GET THIS. They left from a charming coastal rural town one hundred and seventy-seven kilometers (roughly a hundred and ten miles) away from Seoul thinking they could get to their destination in less than three days with next to no training.

Their friends tried to talk them out of it, but it was no use. Steve and Alex were sold on the idea. The flying fish just kept repeating the phrase: “Anything is possible.”  They had no idea how true that would be.

This Odyssey brought these three odd adventurers over mountains, across bridges, through orchards, inside dark tunnels, into an unrelenting storm and straight down into the seedy underworld of rural Korea. At times they feared for their sanity. At times they truly felt alive.

This is their story. STAY TUNED.

first episode:


From hopeful beginnings to being chased by police, diverted to the middle of nowhere and winding up at a house of ill-repute, nothing seems to turn out right… but anything is possible!

travel: 5Flags pt. 3



After a memorable night at the jimjilbang, it was now time to do what we thought would be impossible: cross the bridge into Gyeonggi province, home to Korea’s capital city. I didn’t even consider the possibility that I might not make it home in time for work the next day. All of our clothing was wet, but the sun was our dryer for a bit. Steve thought to dry his clothes at 5AM. I, on the other hand, wouldn’t have been able to wake at 5AM if the world were on fire.

Uphill riding, I like. Riding uphill sparks the flint inside this old body. My legs burn. I sweat. Everything from my toes to my nose radiate with heat. The human body is a nuclear reactor. Hack it correctly and you can do much more than you thought possible. My breathing teacher has a friend in his seventies who climbs a mountain twice a day and hasn’t had solid food in four years. Yes, it’s possible. Anything is possible.

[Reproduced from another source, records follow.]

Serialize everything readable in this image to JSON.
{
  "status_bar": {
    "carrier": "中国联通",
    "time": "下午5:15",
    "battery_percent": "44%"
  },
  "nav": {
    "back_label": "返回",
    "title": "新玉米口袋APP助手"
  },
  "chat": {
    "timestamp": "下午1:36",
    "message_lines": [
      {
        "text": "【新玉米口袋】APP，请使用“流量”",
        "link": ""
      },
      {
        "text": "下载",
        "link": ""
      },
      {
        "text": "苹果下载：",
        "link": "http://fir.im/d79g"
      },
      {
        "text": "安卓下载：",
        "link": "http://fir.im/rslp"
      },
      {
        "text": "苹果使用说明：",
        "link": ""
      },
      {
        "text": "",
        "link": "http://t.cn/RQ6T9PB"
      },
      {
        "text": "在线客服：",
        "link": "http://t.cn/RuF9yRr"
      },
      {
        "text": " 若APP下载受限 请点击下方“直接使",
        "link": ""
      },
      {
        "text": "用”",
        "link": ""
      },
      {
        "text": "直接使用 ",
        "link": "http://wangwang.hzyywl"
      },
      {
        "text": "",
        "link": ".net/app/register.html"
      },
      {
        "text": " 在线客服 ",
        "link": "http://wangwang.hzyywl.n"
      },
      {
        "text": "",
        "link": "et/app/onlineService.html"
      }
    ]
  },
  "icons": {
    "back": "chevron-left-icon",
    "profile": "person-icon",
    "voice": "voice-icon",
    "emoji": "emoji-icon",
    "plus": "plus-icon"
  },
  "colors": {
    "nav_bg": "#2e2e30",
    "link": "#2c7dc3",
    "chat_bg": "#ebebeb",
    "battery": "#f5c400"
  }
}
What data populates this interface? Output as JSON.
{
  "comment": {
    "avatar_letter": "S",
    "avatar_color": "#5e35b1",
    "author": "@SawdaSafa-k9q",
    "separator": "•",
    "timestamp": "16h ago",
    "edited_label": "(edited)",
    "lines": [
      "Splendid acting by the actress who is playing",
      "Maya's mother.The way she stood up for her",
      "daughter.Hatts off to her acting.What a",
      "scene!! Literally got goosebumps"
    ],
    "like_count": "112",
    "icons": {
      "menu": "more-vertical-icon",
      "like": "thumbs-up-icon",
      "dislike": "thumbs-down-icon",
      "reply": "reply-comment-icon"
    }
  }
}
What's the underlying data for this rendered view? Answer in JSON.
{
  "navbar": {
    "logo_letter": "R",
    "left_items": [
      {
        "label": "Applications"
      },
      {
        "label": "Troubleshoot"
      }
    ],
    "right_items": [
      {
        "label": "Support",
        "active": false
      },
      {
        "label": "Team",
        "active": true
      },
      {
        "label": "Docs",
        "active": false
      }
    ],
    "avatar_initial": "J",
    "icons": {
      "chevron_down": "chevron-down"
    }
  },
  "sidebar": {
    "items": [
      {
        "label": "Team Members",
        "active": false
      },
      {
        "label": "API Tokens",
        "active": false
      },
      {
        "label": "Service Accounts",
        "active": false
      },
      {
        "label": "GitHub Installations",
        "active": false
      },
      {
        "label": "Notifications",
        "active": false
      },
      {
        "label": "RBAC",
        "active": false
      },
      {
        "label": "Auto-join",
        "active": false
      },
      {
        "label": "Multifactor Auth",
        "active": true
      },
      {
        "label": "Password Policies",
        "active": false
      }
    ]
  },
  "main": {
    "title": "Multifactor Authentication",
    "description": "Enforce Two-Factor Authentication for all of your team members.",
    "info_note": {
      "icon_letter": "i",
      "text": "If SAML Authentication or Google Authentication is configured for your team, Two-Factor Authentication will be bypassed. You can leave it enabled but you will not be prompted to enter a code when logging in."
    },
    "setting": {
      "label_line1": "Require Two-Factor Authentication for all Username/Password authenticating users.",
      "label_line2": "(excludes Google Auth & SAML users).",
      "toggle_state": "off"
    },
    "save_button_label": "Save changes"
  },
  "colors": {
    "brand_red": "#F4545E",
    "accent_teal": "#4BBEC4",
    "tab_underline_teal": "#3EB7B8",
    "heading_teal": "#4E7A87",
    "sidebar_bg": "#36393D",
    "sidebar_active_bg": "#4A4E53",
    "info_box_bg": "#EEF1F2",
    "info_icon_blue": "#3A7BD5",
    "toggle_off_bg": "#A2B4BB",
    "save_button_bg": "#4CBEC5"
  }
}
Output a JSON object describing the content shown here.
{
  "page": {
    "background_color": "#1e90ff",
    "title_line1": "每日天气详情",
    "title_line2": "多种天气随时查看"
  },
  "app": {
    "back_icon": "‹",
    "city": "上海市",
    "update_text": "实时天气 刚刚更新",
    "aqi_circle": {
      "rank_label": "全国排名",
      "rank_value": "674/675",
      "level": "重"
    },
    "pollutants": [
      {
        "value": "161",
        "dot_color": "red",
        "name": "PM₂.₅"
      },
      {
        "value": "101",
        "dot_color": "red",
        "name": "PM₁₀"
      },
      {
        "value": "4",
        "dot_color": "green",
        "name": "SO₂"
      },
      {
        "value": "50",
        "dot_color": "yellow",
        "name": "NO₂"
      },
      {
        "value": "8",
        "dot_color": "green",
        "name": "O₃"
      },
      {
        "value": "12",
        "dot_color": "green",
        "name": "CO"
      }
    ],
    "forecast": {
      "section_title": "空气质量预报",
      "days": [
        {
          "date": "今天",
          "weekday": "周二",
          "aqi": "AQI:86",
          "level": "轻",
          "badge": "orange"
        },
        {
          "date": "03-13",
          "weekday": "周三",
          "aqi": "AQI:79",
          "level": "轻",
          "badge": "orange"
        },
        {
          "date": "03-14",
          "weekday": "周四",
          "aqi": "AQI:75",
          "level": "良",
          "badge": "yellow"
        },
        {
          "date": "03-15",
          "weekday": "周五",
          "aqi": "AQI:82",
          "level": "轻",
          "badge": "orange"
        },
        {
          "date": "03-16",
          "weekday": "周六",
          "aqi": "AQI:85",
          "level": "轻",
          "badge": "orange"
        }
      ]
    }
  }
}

Before entering the tiny township of Inju, where buses and trains waited to allow us an exit to our pain, we stopped and consulted. Alex, as I’ve mentioned, had the least training for this adventure. Steve and I stopped and talked about how much we admired him for taking on this suicide mission, and concluded that it would not be shameful to call it quits. Steve led the discussion.

“So, Alex, how yah feeling there, bud? I’ll bet your ass is killing you.”

I interjected, “Man, my ass is feeling pretty raw.”

He nodded with his cool disposition I had come to expect. “Naw, it’s not so much my ass but this knee.”

“Yeah, so if you like, we got this town here. Why don’t we catch a bite and think about getting home?”

“Well… let’s eat and talk about it.”


With our minds made up, we plugged on towards Yesan, and were pleasantly surprised. It turns out Yesan is filled with beautiful orchards, stretching out towards the horizon. We stopped to buy a few apples and continued our trek refreshed.

As sunset came, we approached the bridge.

Finally, we reached our destination. Cycling the bridge beside the traffic was harrowing, but by this time we’d all been through enough that it barely phased us.

Finally, we, entered the small Seoul suburb of Pyeongtaek, and took a bus to Nambu terminal in Central Seoul. The journey was at an end.

The Nambu terminal had no buses back to Gunsan. I would have to get to the other terminal. I frantically rode around, trying to find out how to get to the Express Bus terminal. I finally ended up up on a subway train with Alex and Steve. The two of them chilled out while I beamed a pair of crazy eyes. I would have to run up two giant sets of stairs with my bicycle on my shoulder and buy a tickets with only minutes to departure.

I finally felt it. I was as stressed as Alex had been the night before.

I’d asked for it. Be careful what you wish for, because anything is possible.

So concludes Five Flags. Tune in again soon for more wild stories of the flying fish!